→ THE DATA:
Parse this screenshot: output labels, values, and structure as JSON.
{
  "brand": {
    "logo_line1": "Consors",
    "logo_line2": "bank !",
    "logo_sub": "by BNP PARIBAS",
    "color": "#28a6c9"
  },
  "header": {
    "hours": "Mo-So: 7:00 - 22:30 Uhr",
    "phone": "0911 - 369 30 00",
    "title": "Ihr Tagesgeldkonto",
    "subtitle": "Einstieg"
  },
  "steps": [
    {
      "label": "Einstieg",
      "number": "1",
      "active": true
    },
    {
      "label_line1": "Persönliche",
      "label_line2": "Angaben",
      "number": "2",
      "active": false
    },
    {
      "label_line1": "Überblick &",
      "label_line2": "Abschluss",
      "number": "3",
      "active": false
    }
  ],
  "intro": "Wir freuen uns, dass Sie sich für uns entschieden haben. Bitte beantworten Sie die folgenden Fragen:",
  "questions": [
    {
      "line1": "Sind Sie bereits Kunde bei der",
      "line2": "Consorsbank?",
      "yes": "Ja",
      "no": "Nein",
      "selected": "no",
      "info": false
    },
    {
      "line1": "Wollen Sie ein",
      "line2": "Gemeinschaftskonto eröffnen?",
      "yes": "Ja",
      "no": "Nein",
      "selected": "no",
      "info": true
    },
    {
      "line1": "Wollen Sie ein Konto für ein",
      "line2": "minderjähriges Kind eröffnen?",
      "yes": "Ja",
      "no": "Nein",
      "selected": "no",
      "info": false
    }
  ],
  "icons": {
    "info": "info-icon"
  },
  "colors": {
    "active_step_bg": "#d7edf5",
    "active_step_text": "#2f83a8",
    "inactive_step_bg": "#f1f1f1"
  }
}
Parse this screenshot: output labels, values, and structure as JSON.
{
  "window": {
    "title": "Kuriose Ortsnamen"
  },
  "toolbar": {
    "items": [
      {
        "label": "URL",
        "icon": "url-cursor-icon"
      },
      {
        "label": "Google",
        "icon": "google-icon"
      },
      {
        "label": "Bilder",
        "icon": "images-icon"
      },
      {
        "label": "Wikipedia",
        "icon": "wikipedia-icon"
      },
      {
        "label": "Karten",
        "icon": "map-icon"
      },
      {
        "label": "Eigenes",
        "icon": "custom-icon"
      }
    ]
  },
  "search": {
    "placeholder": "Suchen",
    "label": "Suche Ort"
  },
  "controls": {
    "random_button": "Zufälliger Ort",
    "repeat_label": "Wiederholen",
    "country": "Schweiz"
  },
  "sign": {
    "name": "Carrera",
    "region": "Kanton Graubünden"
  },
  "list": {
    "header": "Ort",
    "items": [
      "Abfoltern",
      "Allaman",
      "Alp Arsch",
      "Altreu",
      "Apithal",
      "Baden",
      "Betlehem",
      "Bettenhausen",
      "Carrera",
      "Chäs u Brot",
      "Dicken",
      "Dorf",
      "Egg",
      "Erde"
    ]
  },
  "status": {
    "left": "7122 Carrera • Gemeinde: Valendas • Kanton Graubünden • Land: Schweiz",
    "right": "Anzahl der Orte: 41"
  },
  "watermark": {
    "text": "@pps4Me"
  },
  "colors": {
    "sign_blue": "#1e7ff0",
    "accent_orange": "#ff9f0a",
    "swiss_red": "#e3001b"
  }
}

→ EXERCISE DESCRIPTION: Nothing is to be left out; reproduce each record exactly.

→ RESPONSE TO THE EXERCISE:
Parse this screenshot: output labels, values, and structure as JSON.
{
  "brand": {
    "logo_line1": "Consors",
    "logo_line2": "bank !",
    "logo_sub": "by BNP PARIBAS",
    "color": "#28a6c9"
  },
  "header": {
    "hours": "Mo-So: 7:00 - 22:30 Uhr",
    "phone": "0911 - 369 30 00",
    "title": "Ihr Tagesgeldkonto",
    "subtitle": "Einstieg"
  },
  "steps": [
    {
      "label": "Einstieg",
      "number": "1",
      "active": true
    },
    {
      "label_line1": "Persönliche",
      "label_line2": "Angaben",
      "number": "2",
      "active": false
    },
    {
      "label_line1": "Überblick &",
      "label_line2": "Abschluss",
      "number": "3",
      "active": false
    }
  ],
  "intro": "Wir freuen uns, dass Sie sich für uns entschieden haben. Bitte beantworten Sie die folgenden Fragen:",
  "questions": [
    {
      "line1": "Sind Sie bereits Kunde bei der",
      "line2": "Consorsbank?",
      "yes": "Ja",
      "no": "Nein",
      "selected": "no",
      "info": false
    },
    {
      "line1": "Wollen Sie ein",
      "line2": "Gemeinschaftskonto eröffnen?",
      "yes": "Ja",
      "no": "Nein",
      "selected": "no",
      "info": true
    },
    {
      "line1": "Wollen Sie ein Konto für ein",
      "line2": "minderjähriges Kind eröffnen?",
      "yes": "Ja",
      "no": "Nein",
      "selected": "no",
      "info": false
    }
  ],
  "icons": {
    "info": "info-icon"
  },
  "colors": {
    "active_step_bg": "#d7edf5",
    "active_step_text": "#2f83a8",
    "inactive_step_bg": "#f1f1f1"
  }
}
Parse this screenshot: output labels, values, and structure as JSON.
{
  "window": {
    "title": "Kuriose Ortsnamen"
  },
  "toolbar": {
    "items": [
      {
        "label": "URL",
        "icon": "url-cursor-icon"
      },
      {
        "label": "Google",
        "icon": "google-icon"
      },
      {
        "label": "Bilder",
        "icon": "images-icon"
      },
      {
        "label": "Wikipedia",
        "icon": "wikipedia-icon"
      },
      {
        "label": "Karten",
        "icon": "map-icon"
      },
      {
        "label": "Eigenes",
        "icon": "custom-icon"
      }
    ]
  },
  "search": {
    "placeholder": "Suchen",
    "label": "Suche Ort"
  },
  "controls": {
    "random_button": "Zufälliger Ort",
    "repeat_label": "Wiederholen",
    "country": "Schweiz"
  },
  "sign": {
    "name": "Carrera",
    "region": "Kanton Graubünden"
  },
  "list": {
    "header": "Ort",
    "items": [
      "Abfoltern",
      "Allaman",
      "Alp Arsch",
      "Altreu",
      "Apithal",
      "Baden",
      "Betlehem",
      "Bettenhausen",
      "Carrera",
      "Chäs u Brot",
      "Dicken",
      "Dorf",
      "Egg",
      "Erde"
    ]
  },
  "status": {
    "left": "7122 Carrera • Gemeinde: Valendas • Kanton Graubünden • Land: Schweiz",
    "right": "Anzahl der Orte: 41"
  },
  "watermark": {
    "text": "@pps4Me"
  },
  "colors": {
    "sign_blue": "#1e7ff0",
    "accent_orange": "#ff9f0a",
    "swiss_red": "#e3001b"
  }
}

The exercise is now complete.